Task details »
Print the entries in full, word for word, but not the pictures.

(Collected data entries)
──────────────────────────────
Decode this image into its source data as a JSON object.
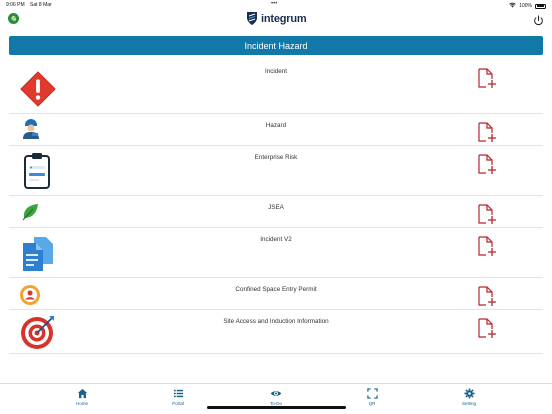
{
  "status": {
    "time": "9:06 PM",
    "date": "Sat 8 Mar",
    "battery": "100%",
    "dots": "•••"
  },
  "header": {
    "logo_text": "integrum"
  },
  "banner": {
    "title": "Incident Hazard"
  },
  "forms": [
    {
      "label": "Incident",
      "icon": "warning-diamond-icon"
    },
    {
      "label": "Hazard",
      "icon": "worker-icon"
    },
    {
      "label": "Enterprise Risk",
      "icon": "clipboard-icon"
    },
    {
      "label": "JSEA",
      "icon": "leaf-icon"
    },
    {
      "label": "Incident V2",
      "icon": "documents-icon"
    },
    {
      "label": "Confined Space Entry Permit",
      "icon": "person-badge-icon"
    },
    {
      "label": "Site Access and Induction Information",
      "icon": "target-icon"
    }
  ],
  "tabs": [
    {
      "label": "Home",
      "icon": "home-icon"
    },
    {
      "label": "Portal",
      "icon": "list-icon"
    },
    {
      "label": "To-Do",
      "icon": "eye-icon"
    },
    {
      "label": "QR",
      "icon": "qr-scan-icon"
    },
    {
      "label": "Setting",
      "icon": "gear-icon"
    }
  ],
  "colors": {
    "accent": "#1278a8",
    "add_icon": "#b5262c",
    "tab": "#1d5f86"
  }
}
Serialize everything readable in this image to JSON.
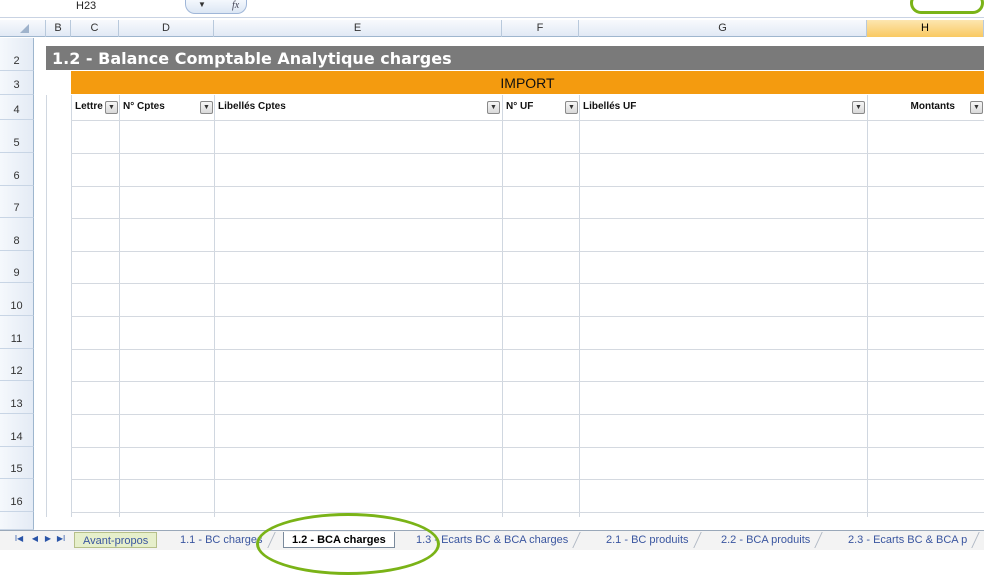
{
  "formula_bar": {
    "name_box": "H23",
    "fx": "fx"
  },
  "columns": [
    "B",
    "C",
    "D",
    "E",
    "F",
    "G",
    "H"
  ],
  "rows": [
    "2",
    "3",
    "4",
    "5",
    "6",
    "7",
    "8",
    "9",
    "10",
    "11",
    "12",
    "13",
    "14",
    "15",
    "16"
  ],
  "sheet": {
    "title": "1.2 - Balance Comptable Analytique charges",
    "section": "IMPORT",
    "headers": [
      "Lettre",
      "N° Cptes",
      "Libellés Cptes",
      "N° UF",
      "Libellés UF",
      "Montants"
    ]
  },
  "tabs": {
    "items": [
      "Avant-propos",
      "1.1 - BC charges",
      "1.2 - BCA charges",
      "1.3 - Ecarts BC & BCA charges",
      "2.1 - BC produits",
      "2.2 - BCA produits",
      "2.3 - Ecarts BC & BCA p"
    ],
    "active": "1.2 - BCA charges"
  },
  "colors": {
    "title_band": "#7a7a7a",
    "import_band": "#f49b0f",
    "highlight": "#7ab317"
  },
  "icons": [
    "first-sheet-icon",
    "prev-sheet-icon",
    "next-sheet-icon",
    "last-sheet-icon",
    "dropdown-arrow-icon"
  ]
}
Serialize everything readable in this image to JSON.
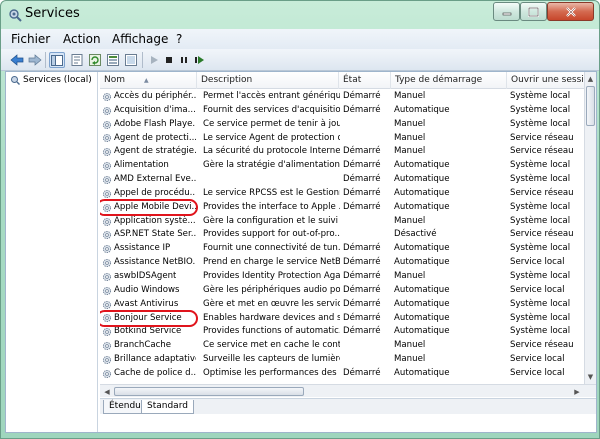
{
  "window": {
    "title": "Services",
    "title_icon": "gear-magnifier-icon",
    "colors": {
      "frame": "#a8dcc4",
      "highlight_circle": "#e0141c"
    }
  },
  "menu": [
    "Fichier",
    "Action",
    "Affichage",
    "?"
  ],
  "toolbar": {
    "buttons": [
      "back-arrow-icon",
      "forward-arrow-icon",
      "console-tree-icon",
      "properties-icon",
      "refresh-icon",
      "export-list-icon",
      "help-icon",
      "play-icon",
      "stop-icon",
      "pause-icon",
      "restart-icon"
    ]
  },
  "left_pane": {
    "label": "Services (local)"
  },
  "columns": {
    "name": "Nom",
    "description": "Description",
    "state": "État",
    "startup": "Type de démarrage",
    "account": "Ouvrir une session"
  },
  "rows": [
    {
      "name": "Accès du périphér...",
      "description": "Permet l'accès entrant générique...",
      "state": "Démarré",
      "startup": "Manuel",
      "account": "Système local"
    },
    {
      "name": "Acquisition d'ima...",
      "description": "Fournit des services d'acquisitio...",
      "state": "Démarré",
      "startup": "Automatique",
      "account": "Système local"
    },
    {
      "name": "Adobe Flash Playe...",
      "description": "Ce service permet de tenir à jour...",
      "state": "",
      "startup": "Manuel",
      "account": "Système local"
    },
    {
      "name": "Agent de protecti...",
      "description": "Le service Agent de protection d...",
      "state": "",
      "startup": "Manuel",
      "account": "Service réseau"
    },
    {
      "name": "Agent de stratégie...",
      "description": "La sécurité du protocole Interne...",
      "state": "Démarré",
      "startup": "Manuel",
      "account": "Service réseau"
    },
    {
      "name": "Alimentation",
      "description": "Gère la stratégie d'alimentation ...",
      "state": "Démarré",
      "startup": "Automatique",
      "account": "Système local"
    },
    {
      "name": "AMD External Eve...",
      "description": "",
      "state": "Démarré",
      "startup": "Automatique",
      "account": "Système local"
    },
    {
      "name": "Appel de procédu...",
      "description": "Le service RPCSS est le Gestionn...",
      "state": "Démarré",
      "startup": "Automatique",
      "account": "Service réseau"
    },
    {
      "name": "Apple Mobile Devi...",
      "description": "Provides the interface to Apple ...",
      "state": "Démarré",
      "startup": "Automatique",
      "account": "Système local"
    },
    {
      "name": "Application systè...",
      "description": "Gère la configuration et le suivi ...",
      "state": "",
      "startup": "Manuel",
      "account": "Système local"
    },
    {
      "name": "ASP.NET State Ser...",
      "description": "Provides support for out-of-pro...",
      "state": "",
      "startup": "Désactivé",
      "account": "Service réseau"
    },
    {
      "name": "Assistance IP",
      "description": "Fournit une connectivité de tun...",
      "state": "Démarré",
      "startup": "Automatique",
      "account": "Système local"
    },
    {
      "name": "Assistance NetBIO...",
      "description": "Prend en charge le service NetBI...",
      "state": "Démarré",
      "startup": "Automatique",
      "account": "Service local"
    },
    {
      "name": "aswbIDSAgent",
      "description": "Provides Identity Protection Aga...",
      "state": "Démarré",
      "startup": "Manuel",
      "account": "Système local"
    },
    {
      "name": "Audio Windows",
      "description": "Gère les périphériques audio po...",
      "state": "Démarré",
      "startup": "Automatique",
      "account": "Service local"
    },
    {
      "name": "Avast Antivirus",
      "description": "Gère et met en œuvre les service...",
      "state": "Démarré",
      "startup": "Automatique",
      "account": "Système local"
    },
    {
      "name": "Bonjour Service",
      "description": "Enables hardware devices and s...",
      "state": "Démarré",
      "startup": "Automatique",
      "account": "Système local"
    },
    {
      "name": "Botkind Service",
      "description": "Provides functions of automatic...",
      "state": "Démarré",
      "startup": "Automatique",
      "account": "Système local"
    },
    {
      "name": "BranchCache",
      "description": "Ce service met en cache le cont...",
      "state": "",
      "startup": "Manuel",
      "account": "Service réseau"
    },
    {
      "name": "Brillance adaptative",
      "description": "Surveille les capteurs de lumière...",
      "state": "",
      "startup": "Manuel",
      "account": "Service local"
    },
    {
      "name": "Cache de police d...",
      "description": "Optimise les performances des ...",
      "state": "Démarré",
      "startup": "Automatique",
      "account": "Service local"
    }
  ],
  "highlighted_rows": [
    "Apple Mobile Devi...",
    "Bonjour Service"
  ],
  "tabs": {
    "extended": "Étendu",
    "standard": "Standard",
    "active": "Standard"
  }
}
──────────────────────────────
Your response »
Decode this image into its source data as a JSON object.
{
  "status": {
    "time": "9:06 PM",
    "date": "Sat 8 Mar",
    "battery": "100%",
    "dots": "•••"
  },
  "header": {
    "logo_text": "integrum"
  },
  "banner": {
    "title": "Incident Hazard"
  },
  "forms": [
    {
      "label": "Incident",
      "icon": "warning-diamond-icon"
    },
    {
      "label": "Hazard",
      "icon": "worker-icon"
    },
    {
      "label": "Enterprise Risk",
      "icon": "clipboard-icon"
    },
    {
      "label": "JSEA",
      "icon": "leaf-icon"
    },
    {
      "label": "Incident V2",
      "icon": "documents-icon"
    },
    {
      "label": "Confined Space Entry Permit",
      "icon": "person-badge-icon"
    },
    {
      "label": "Site Access and Induction Information",
      "icon": "target-icon"
    }
  ],
  "tabs": [
    {
      "label": "Home",
      "icon": "home-icon"
    },
    {
      "label": "Portal",
      "icon": "list-icon"
    },
    {
      "label": "To-Do",
      "icon": "eye-icon"
    },
    {
      "label": "QR",
      "icon": "qr-scan-icon"
    },
    {
      "label": "Setting",
      "icon": "gear-icon"
    }
  ],
  "colors": {
    "accent": "#1278a8",
    "add_icon": "#b5262c",
    "tab": "#1d5f86"
  }
}
Serialize everything readable in this image to JSON.
{
  "formula_bar": {
    "name_box": "H23",
    "fx": "fx"
  },
  "columns": [
    "B",
    "C",
    "D",
    "E",
    "F",
    "G",
    "H"
  ],
  "rows": [
    "2",
    "3",
    "4",
    "5",
    "6",
    "7",
    "8",
    "9",
    "10",
    "11",
    "12",
    "13",
    "14",
    "15",
    "16"
  ],
  "sheet": {
    "title": "1.2 - Balance Comptable Analytique charges",
    "section": "IMPORT",
    "headers": [
      "Lettre",
      "N° Cptes",
      "Libellés Cptes",
      "N° UF",
      "Libellés UF",
      "Montants"
    ]
  },
  "tabs": {
    "items": [
      "Avant-propos",
      "1.1 - BC charges",
      "1.2 - BCA charges",
      "1.3 - Ecarts BC & BCA charges",
      "2.1 - BC produits",
      "2.2 - BCA produits",
      "2.3 - Ecarts BC & BCA p"
    ],
    "active": "1.2 - BCA charges"
  },
  "colors": {
    "title_band": "#7a7a7a",
    "import_band": "#f49b0f",
    "highlight": "#7ab317"
  },
  "icons": [
    "first-sheet-icon",
    "prev-sheet-icon",
    "next-sheet-icon",
    "last-sheet-icon",
    "dropdown-arrow-icon"
  ]
}
Serialize everything readable in this image to JSON.
{
  "window": {
    "title": "Services",
    "title_icon": "gear-magnifier-icon",
    "colors": {
      "frame": "#a8dcc4",
      "highlight_circle": "#e0141c"
    }
  },
  "menu": [
    "Fichier",
    "Action",
    "Affichage",
    "?"
  ],
  "toolbar": {
    "buttons": [
      "back-arrow-icon",
      "forward-arrow-icon",
      "console-tree-icon",
      "properties-icon",
      "refresh-icon",
      "export-list-icon",
      "help-icon",
      "play-icon",
      "stop-icon",
      "pause-icon",
      "restart-icon"
    ]
  },
  "left_pane": {
    "label": "Services (local)"
  },
  "columns": {
    "name": "Nom",
    "description": "Description",
    "state": "État",
    "startup": "Type de démarrage",
    "account": "Ouvrir une session"
  },
  "rows": [
    {
      "name": "Accès du périphér...",
      "description": "Permet l'accès entrant générique...",
      "state": "Démarré",
      "startup": "Manuel",
      "account": "Système local"
    },
    {
      "name": "Acquisition d'ima...",
      "description": "Fournit des services d'acquisitio...",
      "state": "Démarré",
      "startup": "Automatique",
      "account": "Système local"
    },
    {
      "name": "Adobe Flash Playe...",
      "description": "Ce service permet de tenir à jour...",
      "state": "",
      "startup": "Manuel",
      "account": "Système local"
    },
    {
      "name": "Agent de protecti...",
      "description": "Le service Agent de protection d...",
      "state": "",
      "startup": "Manuel",
      "account": "Service réseau"
    },
    {
      "name": "Agent de stratégie...",
      "description": "La sécurité du protocole Interne...",
      "state": "Démarré",
      "startup": "Manuel",
      "account": "Service réseau"
    },
    {
      "name": "Alimentation",
      "description": "Gère la stratégie d'alimentation ...",
      "state": "Démarré",
      "startup": "Automatique",
      "account": "Système local"
    },
    {
      "name": "AMD External Eve...",
      "description": "",
      "state": "Démarré",
      "startup": "Automatique",
      "account": "Système local"
    },
    {
      "name": "Appel de procédu...",
      "description": "Le service RPCSS est le Gestionn...",
      "state": "Démarré",
      "startup": "Automatique",
      "account": "Service réseau"
    },
    {
      "name": "Apple Mobile Devi...",
      "description": "Provides the interface to Apple ...",
      "state": "Démarré",
      "startup": "Automatique",
      "account": "Système local"
    },
    {
      "name": "Application systè...",
      "description": "Gère la configuration et le suivi ...",
      "state": "",
      "startup": "Manuel",
      "account": "Système local"
    },
    {
      "name": "ASP.NET State Ser...",
      "description": "Provides support for out-of-pro...",
      "state": "",
      "startup": "Désactivé",
      "account": "Service réseau"
    },
    {
      "name": "Assistance IP",
      "description": "Fournit une connectivité de tun...",
      "state": "Démarré",
      "startup": "Automatique",
      "account": "Système local"
    },
    {
      "name": "Assistance NetBIO...",
      "description": "Prend en charge le service NetBI...",
      "state": "Démarré",
      "startup": "Automatique",
      "account": "Service local"
    },
    {
      "name": "aswbIDSAgent",
      "description": "Provides Identity Protection Aga...",
      "state": "Démarré",
      "startup": "Manuel",
      "account": "Système local"
    },
    {
      "name": "Audio Windows",
      "description": "Gère les périphériques audio po...",
      "state": "Démarré",
      "startup": "Automatique",
      "account": "Service local"
    },
    {
      "name": "Avast Antivirus",
      "description": "Gère et met en œuvre les service...",
      "state": "Démarré",
      "startup": "Automatique",
      "account": "Système local"
    },
    {
      "name": "Bonjour Service",
      "description": "Enables hardware devices and s...",
      "state": "Démarré",
      "startup": "Automatique",
      "account": "Système local"
    },
    {
      "name": "Botkind Service",
      "description": "Provides functions of automatic...",
      "state": "Démarré",
      "startup": "Automatique",
      "account": "Système local"
    },
    {
      "name": "BranchCache",
      "description": "Ce service met en cache le cont...",
      "state": "",
      "startup": "Manuel",
      "account": "Service réseau"
    },
    {
      "name": "Brillance adaptative",
      "description": "Surveille les capteurs de lumière...",
      "state": "",
      "startup": "Manuel",
      "account": "Service local"
    },
    {
      "name": "Cache de police d...",
      "description": "Optimise les performances des ...",
      "state": "Démarré",
      "startup": "Automatique",
      "account": "Service local"
    }
  ],
  "highlighted_rows": [
    "Apple Mobile Devi...",
    "Bonjour Service"
  ],
  "tabs": {
    "extended": "Étendu",
    "standard": "Standard",
    "active": "Standard"
  }
}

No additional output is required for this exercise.